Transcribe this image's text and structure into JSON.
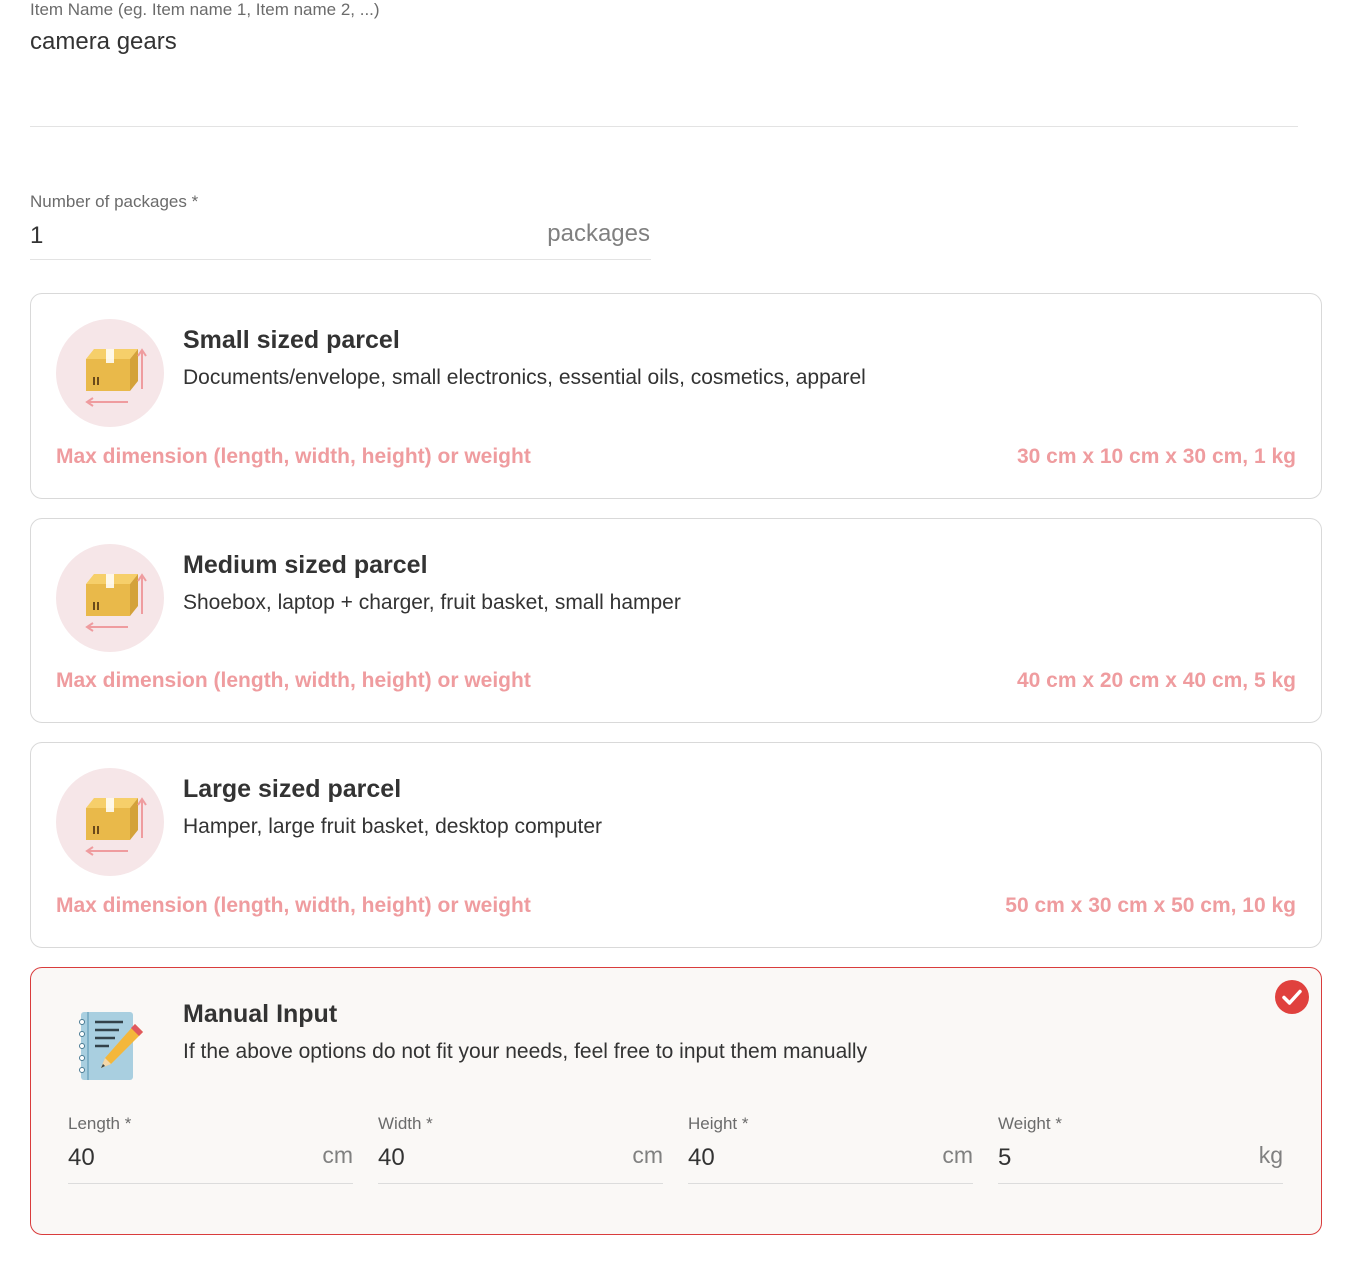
{
  "item_name": {
    "label": "Item Name (eg. Item name 1, Item name 2, ...)",
    "value": "camera gears"
  },
  "packages": {
    "label": "Number of packages *",
    "value": "1",
    "unit": "packages"
  },
  "parcels": [
    {
      "title": "Small sized parcel",
      "description": "Documents/envelope, small electronics, essential oils, cosmetics, apparel",
      "dimension_label": "Max dimension (length, width, height) or weight",
      "dimension_value": "30 cm x 10 cm x 30 cm, 1 kg",
      "icon": "parcel-box-icon"
    },
    {
      "title": "Medium sized parcel",
      "description": "Shoebox, laptop + charger, fruit basket, small hamper",
      "dimension_label": "Max dimension (length, width, height) or weight",
      "dimension_value": "40 cm x 20 cm x 40 cm, 5 kg",
      "icon": "parcel-box-icon"
    },
    {
      "title": "Large sized parcel",
      "description": "Hamper, large fruit basket, desktop computer",
      "dimension_label": "Max dimension (length, width, height) or weight",
      "dimension_value": "50 cm x 30 cm x 50 cm, 10 kg",
      "icon": "parcel-box-icon"
    }
  ],
  "manual": {
    "title": "Manual Input",
    "description": "If the above options do not fit your needs, feel free to input them manually",
    "selected": true,
    "icon": "notepad-pencil-icon",
    "fields": [
      {
        "label": "Length *",
        "value": "40",
        "unit": "cm"
      },
      {
        "label": "Width *",
        "value": "40",
        "unit": "cm"
      },
      {
        "label": "Height *",
        "value": "40",
        "unit": "cm"
      },
      {
        "label": "Weight *",
        "value": "5",
        "unit": "kg"
      }
    ]
  },
  "colors": {
    "accent": "#d93c3c",
    "dimension_text": "#ef9c9f",
    "icon_bg": "#f6e6e8"
  }
}
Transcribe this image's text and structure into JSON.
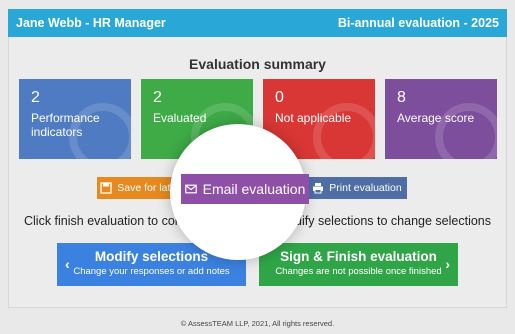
{
  "header": {
    "user_title": "Jane Webb - HR Manager",
    "evaluation_title": "Bi-annual evaluation - 2025"
  },
  "summary": {
    "title": "Evaluation summary",
    "cards": [
      {
        "value": "2",
        "label": "Performance indicators",
        "color": "#4e7bc2"
      },
      {
        "value": "2",
        "label": "Evaluated",
        "color": "#3eab47"
      },
      {
        "value": "0",
        "label": "Not applicable",
        "color": "#d93735"
      },
      {
        "value": "8",
        "label": "Average score",
        "color": "#7d4e9c"
      }
    ]
  },
  "actions": {
    "save_label": "Save for later",
    "email_label": "Email evaluation",
    "print_label": "Print evaluation"
  },
  "instructions": {
    "left_text": "Click finish evaluation to complet",
    "right_text": "modify selections to change selections"
  },
  "buttons": {
    "modify_title": "Modify selections",
    "modify_subtitle": "Change your responses or add notes",
    "finish_title": "Sign & Finish evaluation",
    "finish_subtitle": "Changes are not possible once finished"
  },
  "footer": {
    "copyright": "© AssessTEAM LLP, 2021, All rights reserved."
  }
}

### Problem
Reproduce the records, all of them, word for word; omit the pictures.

### Task response
Transcribe this image's text and structure into JSON.
{
  "item_name": {
    "label": "Item Name (eg. Item name 1, Item name 2, ...)",
    "value": "camera gears"
  },
  "packages": {
    "label": "Number of packages *",
    "value": "1",
    "unit": "packages"
  },
  "parcels": [
    {
      "title": "Small sized parcel",
      "description": "Documents/envelope, small electronics, essential oils, cosmetics, apparel",
      "dimension_label": "Max dimension (length, width, height) or weight",
      "dimension_value": "30 cm x 10 cm x 30 cm, 1 kg",
      "icon": "parcel-box-icon"
    },
    {
      "title": "Medium sized parcel",
      "description": "Shoebox, laptop + charger, fruit basket, small hamper",
      "dimension_label": "Max dimension (length, width, height) or weight",
      "dimension_value": "40 cm x 20 cm x 40 cm, 5 kg",
      "icon": "parcel-box-icon"
    },
    {
      "title": "Large sized parcel",
      "description": "Hamper, large fruit basket, desktop computer",
      "dimension_label": "Max dimension (length, width, height) or weight",
      "dimension_value": "50 cm x 30 cm x 50 cm, 10 kg",
      "icon": "parcel-box-icon"
    }
  ],
  "manual": {
    "title": "Manual Input",
    "description": "If the above options do not fit your needs, feel free to input them manually",
    "selected": true,
    "icon": "notepad-pencil-icon",
    "fields": [
      {
        "label": "Length *",
        "value": "40",
        "unit": "cm"
      },
      {
        "label": "Width *",
        "value": "40",
        "unit": "cm"
      },
      {
        "label": "Height *",
        "value": "40",
        "unit": "cm"
      },
      {
        "label": "Weight *",
        "value": "5",
        "unit": "kg"
      }
    ]
  },
  "colors": {
    "accent": "#d93c3c",
    "dimension_text": "#ef9c9f",
    "icon_bg": "#f6e6e8"
  }
}
Transcribe this image's text and structure into JSON.
{
  "header": {
    "user_title": "Jane Webb - HR Manager",
    "evaluation_title": "Bi-annual evaluation - 2025"
  },
  "summary": {
    "title": "Evaluation summary",
    "cards": [
      {
        "value": "2",
        "label": "Performance indicators",
        "color": "#4e7bc2"
      },
      {
        "value": "2",
        "label": "Evaluated",
        "color": "#3eab47"
      },
      {
        "value": "0",
        "label": "Not applicable",
        "color": "#d93735"
      },
      {
        "value": "8",
        "label": "Average score",
        "color": "#7d4e9c"
      }
    ]
  },
  "actions": {
    "save_label": "Save for later",
    "email_label": "Email evaluation",
    "print_label": "Print evaluation"
  },
  "instructions": {
    "left_text": "Click finish evaluation to complet",
    "right_text": "modify selections to change selections"
  },
  "buttons": {
    "modify_title": "Modify selections",
    "modify_subtitle": "Change your responses or add notes",
    "finish_title": "Sign & Finish evaluation",
    "finish_subtitle": "Changes are not possible once finished"
  },
  "footer": {
    "copyright": "© AssessTEAM LLP, 2021, All rights reserved."
  }
}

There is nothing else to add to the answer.